BUSH: States like these [Iraq, Iran, North Korea], and their terrorist allies, constitute an axis of evil, arming to threaten the peace of the world.
Note the lumping together of “states” with “terrorist allies.” Bush depicts a view of the world in which there is a tight-knit network or “axis” of terrorist organizations and states working in concert to “threaten the peace of the world.” During the 14 months after this State of the Union Address, Bush officials worked to convince the American people that Iraq was somehow the most dangerous element of this alleged network of evil.
PRESIDENT BUSH: And we will not allow any terrorist or tyrant to threaten civilization with weapons of mass murder.
On the first anniversary of 9/11, Bush ascribes the same goals to the terrorists and ‘tyrants’ – a clear allusion to Saddam Hussein – “to threaten civilization,” fusing them together as one dangerous enemy.
JIM LEHRER: Have we ever taken a preemptory strike against another country without them first attacking us?
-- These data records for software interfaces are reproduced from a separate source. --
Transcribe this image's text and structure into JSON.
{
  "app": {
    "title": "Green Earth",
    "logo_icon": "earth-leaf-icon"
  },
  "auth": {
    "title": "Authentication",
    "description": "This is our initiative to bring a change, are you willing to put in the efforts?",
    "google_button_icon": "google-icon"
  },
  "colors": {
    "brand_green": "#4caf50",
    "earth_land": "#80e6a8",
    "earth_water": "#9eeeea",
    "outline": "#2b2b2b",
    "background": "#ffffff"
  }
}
RUMSFELD: If you think about it, we have no choice. A terrorist can attack at any time, at any place, using a range of techniques... You can only stop it by taking the battles to the terrorists where they are, and going after them.
Lehrer’s question was about a preemptory strike against a nation, but Rumsfeld answers by discussing tactics against terrorists. Once again, a Bush official shifts the discussion from one issue to another, thereby blurring the distinction in the mind of the listener.
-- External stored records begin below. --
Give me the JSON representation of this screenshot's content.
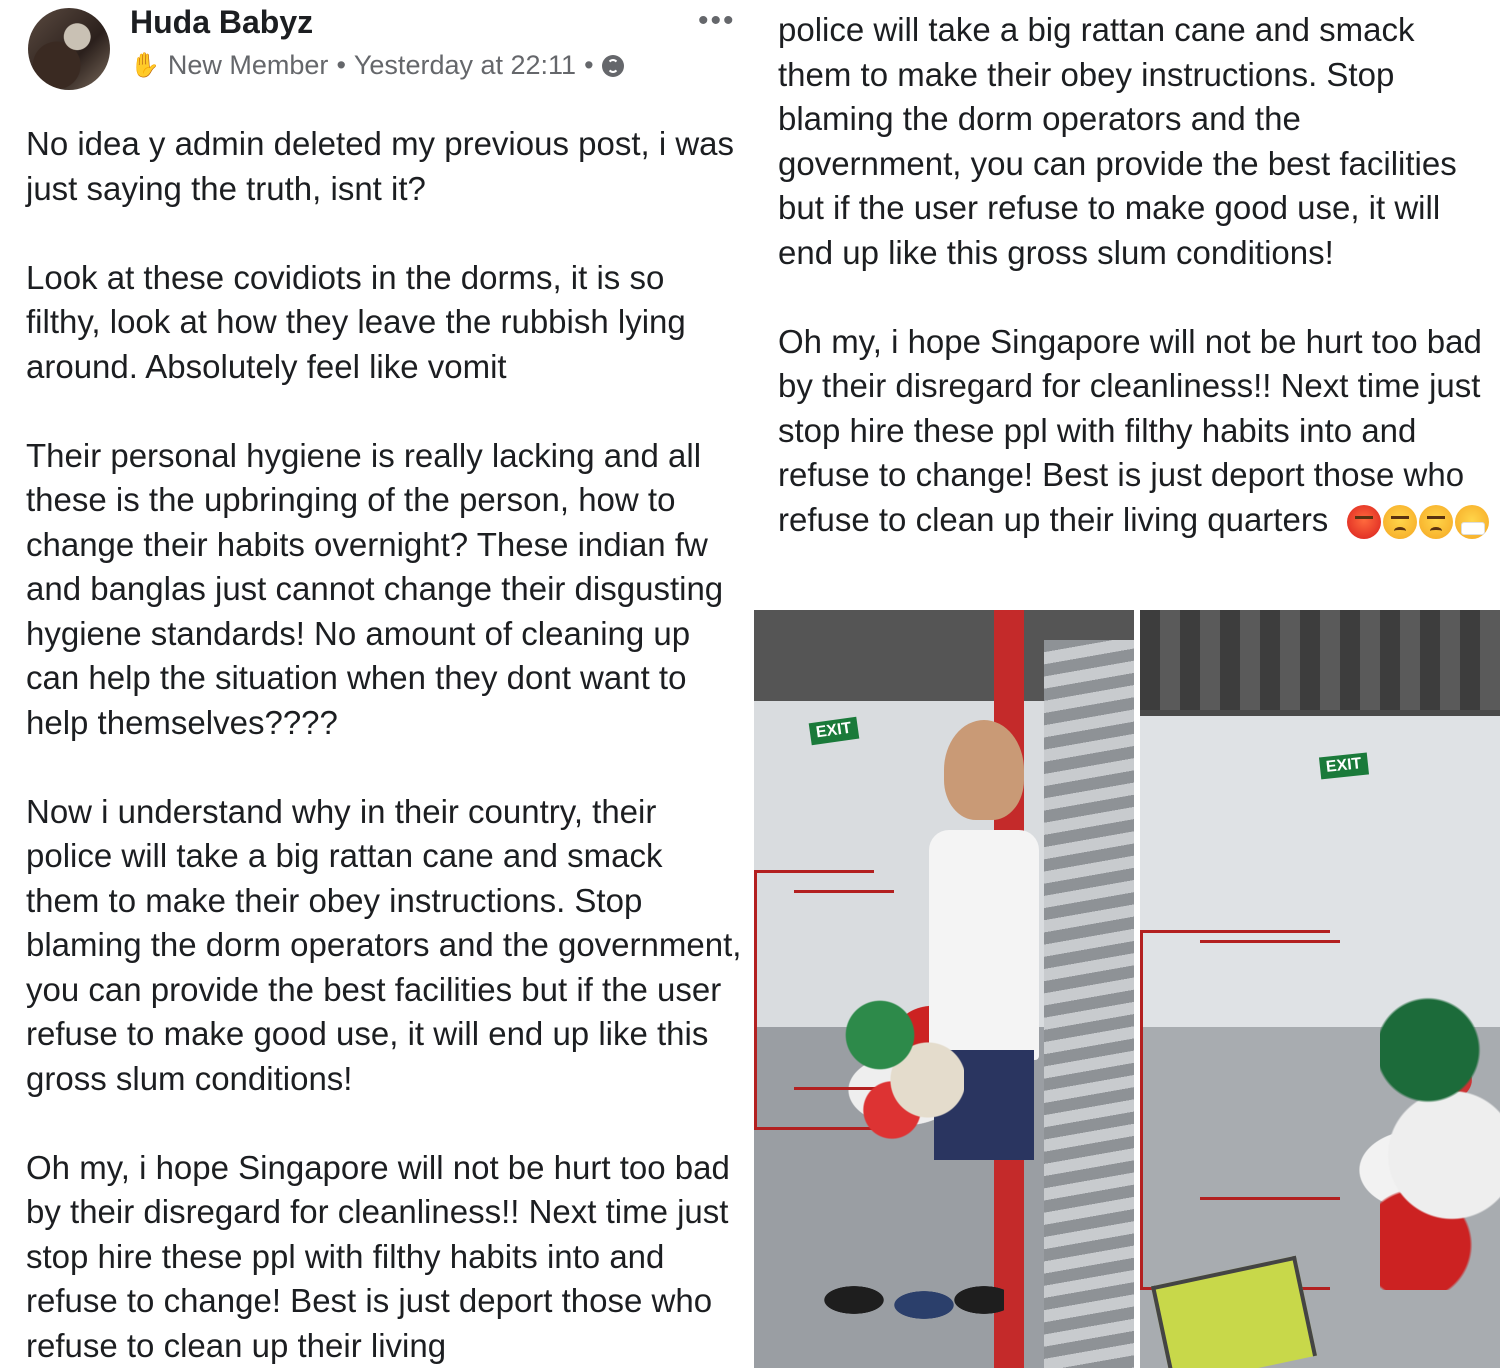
{
  "post": {
    "author": "Huda Babyz",
    "badge": "New Member",
    "timestamp": "Yesterday at 22:11",
    "separator": "•",
    "more": "•••",
    "icons": {
      "badge": "wave-hand-icon",
      "privacy": "globe-icon",
      "menu": "more-options-icon"
    }
  },
  "left_paragraphs": [
    "No idea y admin deleted my previous post, i was just saying the truth, isnt it?",
    "Look at these covidiots in the dorms, it is so filthy, look at how they leave the rubbish lying around. Absolutely feel like vomit",
    "Their personal hygiene is really lacking and all these is the upbringing of the person, how to change their habits overnight? These indian fw and banglas just cannot change their disgusting hygiene standards! No amount of cleaning up can help the situation when they dont want to help themselves????",
    "Now i understand why in their country, their police will take a big rattan cane and smack them to make their obey instructions. Stop blaming the dorm operators and the government, you can provide the best facilities but if the user refuse to make good use, it will end up like this gross slum conditions!",
    "Oh my, i hope Singapore will not be hurt too bad by their disregard for cleanliness!! Next time just stop hire these ppl with filthy habits into and refuse to change! Best is just deport those who refuse to clean up their living"
  ],
  "right_paragraphs": [
    "police will take a big rattan cane and smack them to make their obey instructions. Stop blaming the dorm operators and the government, you can provide the best facilities but if the user refuse to make good use, it will end up like this gross slum conditions!",
    "Oh my, i hope Singapore will not be hurt too bad by their disregard for cleanliness!! Next time just stop hire these ppl with filthy habits into and refuse to change! Best is just deport those who refuse to clean up their living"
  ],
  "right_last_word": "quarters",
  "emojis": [
    "cursing-face-icon",
    "angry-face-icon",
    "angry-face-icon",
    "mask-face-icon"
  ],
  "photos": {
    "photo1_exit": "EXIT",
    "photo2_exit": "EXIT"
  },
  "colors": {
    "text": "#1c1e21",
    "meta": "#65676b",
    "rail": "#b32020"
  }
}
CHENEY: ...Confronting the threat posed by Iraq is not a distraction from the war on terror. It is absolutely crucial to winning the war on terror.
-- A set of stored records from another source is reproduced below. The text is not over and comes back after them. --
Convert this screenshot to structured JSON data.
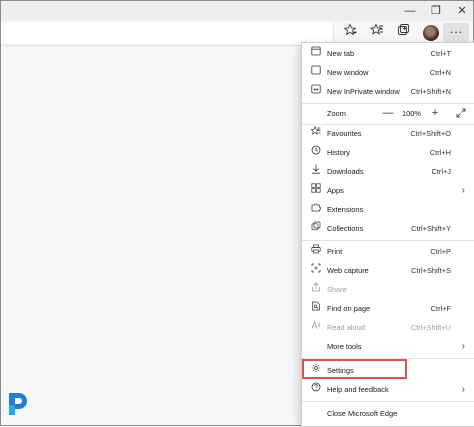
{
  "menu": {
    "new_tab": {
      "label": "New tab",
      "shortcut": "Ctrl+T"
    },
    "new_window": {
      "label": "New window",
      "shortcut": "Ctrl+N"
    },
    "new_inprivate": {
      "label": "New InPrivate window",
      "shortcut": "Ctrl+Shift+N"
    },
    "zoom": {
      "label": "Zoom",
      "minus": "—",
      "value": "100%",
      "plus": "+"
    },
    "favourites": {
      "label": "Favourites",
      "shortcut": "Ctrl+Shift+O"
    },
    "history": {
      "label": "History",
      "shortcut": "Ctrl+H"
    },
    "downloads": {
      "label": "Downloads",
      "shortcut": "Ctrl+J"
    },
    "apps": {
      "label": "Apps"
    },
    "extensions": {
      "label": "Extensions"
    },
    "collections": {
      "label": "Collections",
      "shortcut": "Ctrl+Shift+Y"
    },
    "print": {
      "label": "Print",
      "shortcut": "Ctrl+P"
    },
    "web_capture": {
      "label": "Web capture",
      "shortcut": "Ctrl+Shift+S"
    },
    "share": {
      "label": "Share"
    },
    "find_on_page": {
      "label": "Find on page",
      "shortcut": "Ctrl+F"
    },
    "read_aloud": {
      "label": "Read aloud",
      "shortcut": "Ctrl+Shift+U"
    },
    "more_tools": {
      "label": "More tools"
    },
    "settings": {
      "label": "Settings"
    },
    "help_feedback": {
      "label": "Help and feedback"
    },
    "close_edge": {
      "label": "Close Microsoft Edge"
    }
  },
  "colors": {
    "highlight_border": "#d9534f",
    "menu_bg": "#ffffff",
    "disabled_text": "#a0a0a0"
  }
}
BUSH: It’s a man who has got connections with al-Qaeda. Imagine a terrorist network with Iraq as an arsenal and as a training ground. So that a Saddam Hussein could use his shadowy group of people to attack his enemy and leave no fingerprint behind.
BUSH: The people of the United States and our friends and allies will not live at the mercy of an outlaw regime that threatens the peace with weapons of mass murder. We will meet that threat now, with our Army, Air Force, Navy, Coast Guard and Marines, so that we do not have to meet it later with armies of fire fighters and police and doctors on the streets of our cities.
On March 19, 2003, when Bush announces the invasion of Iraq, he once again connects the U.S. efforts in Iraq to the 9/11 terrorist theme. Without directly linking Iraq to 9/11, he states that it is necessary to attack Iraq now in order to prevent a catastrophic terrorist attack on American soil in the future.
From a speech by President Bush on May 1, 2003, 6 weeks after the start of the war:
BUSH: Major combat operations in Iraq have ended. In the battle of Iraq, the United States and our allies have prevailed...
The liberation of Iraq is a crucial advance in the campaign against terror. We've removed an ally of al Qaeda...
Our mission continues. Al Qaeda is wounded, not destroyed.